  2. Get into a routine. About a week or so before the start of school, begin putting your child to bed at a normal time for a school night. For a week before school starts, be sure your child then gets up, dressed, and fed like a regular school morning. This is a good idea for children who are just beginning school, as well as older children who might need to get back into a routine before that first day of school in the Fall.
  3. Practise sharing. Give your child all kinds of opportunities to be with other kids, to learn to share, wait, and take turns. That’s what school is all about.
  4. Teach the importance of listening. School means being able to listen. Kids need to understand and practise listening, things like: look at who is talking, don’t interrupt, and think about what is being said. Modelling these skills are a great way to show your child what listening means.
  5. Learn at home. Include learning in your child’s everyday life. For example, a child can practise by reading package labels or weighing produce while shopping. Read to your child. Play word or counting games.
  6. Develop your child’s motor skills. Children need daily physical activity. Give your child every opportunity to exercise and develop larger muscles by running, climbing, playing with a ball, etc. Smaller hand muscles can be strengthened with playdough, scissors, painting, and crayons.
  7. Encourage communication. Oral communication is very important.  Encourage your child to communicate with the other students, as well as the staff at the school. Give your child the confidence to ask questions in all situations. Let your child know that it’s OK to tell the teacher if something is hard to understand, or if they are uncomfortable in any situation.

Making learning English as fun as possible can be vital for children.

Social activities with native English-speakers provide a relaxed opportunity for your child to hear English without the pressure of having to speak it. Participate in casual activities like dinners, barbecues or parties with native English-speakers on a regular basis. Allow your child to interact with both children and adults who speak English so your child can become more comfortable and less self-conscious in English-speaking environments.  Set up play dates with other children who speak the same primary language as your child but are also learning English as a second language.
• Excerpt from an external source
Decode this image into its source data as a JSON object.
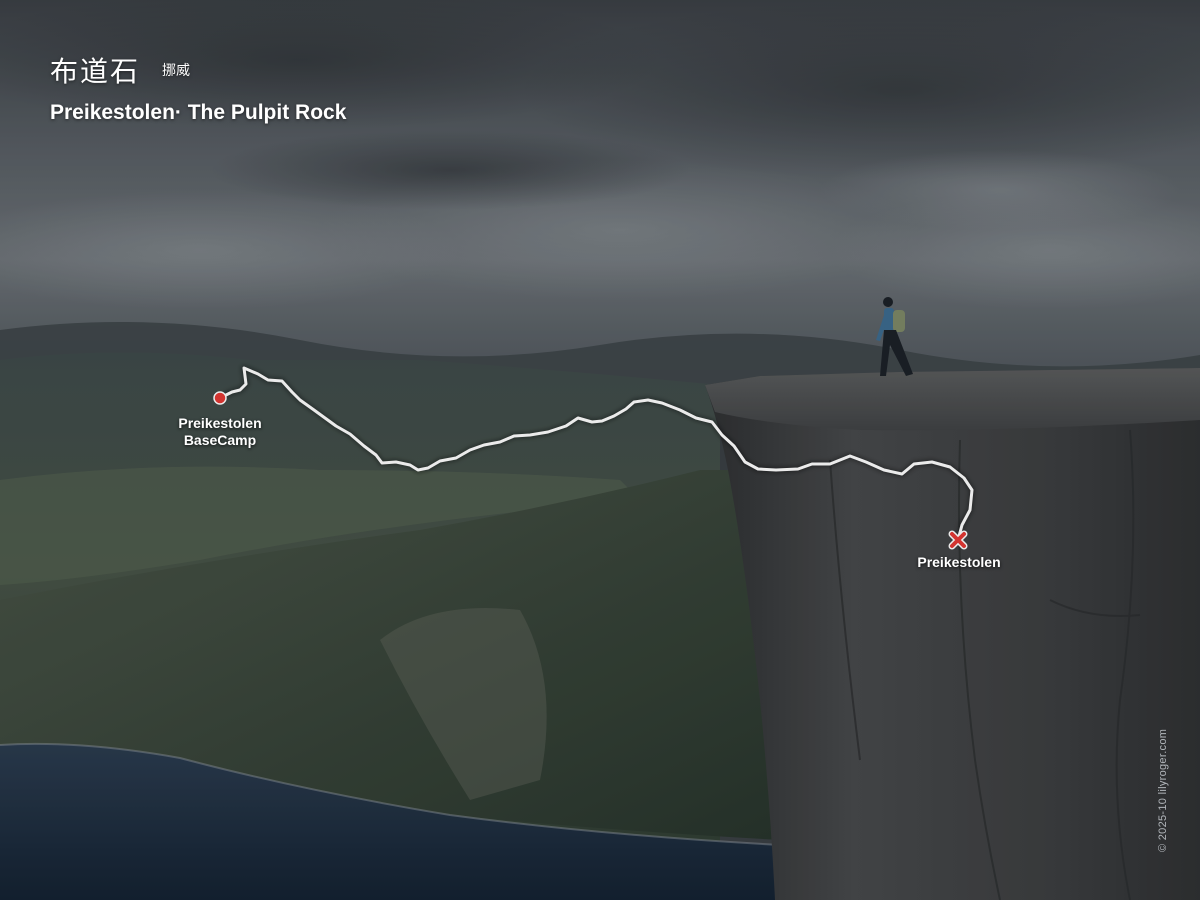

Make-believe is part of development for children. Children can be remarkably inventive and imaginative and they love to create fantasy worlds .  They also use drama to recreate situations in their lives and to deal with everyday emotions.  Children can use their imagination and feel more comfortable using the English they know in a dramatic play setting.

Other ideas to help make learning English more fun are:
• storytelling
• visual teaching aids like short films, photographs, posters and pictures
• drama, dialogue and poetry
• songs, music and rhymes
• dance and movement
• games and manual activities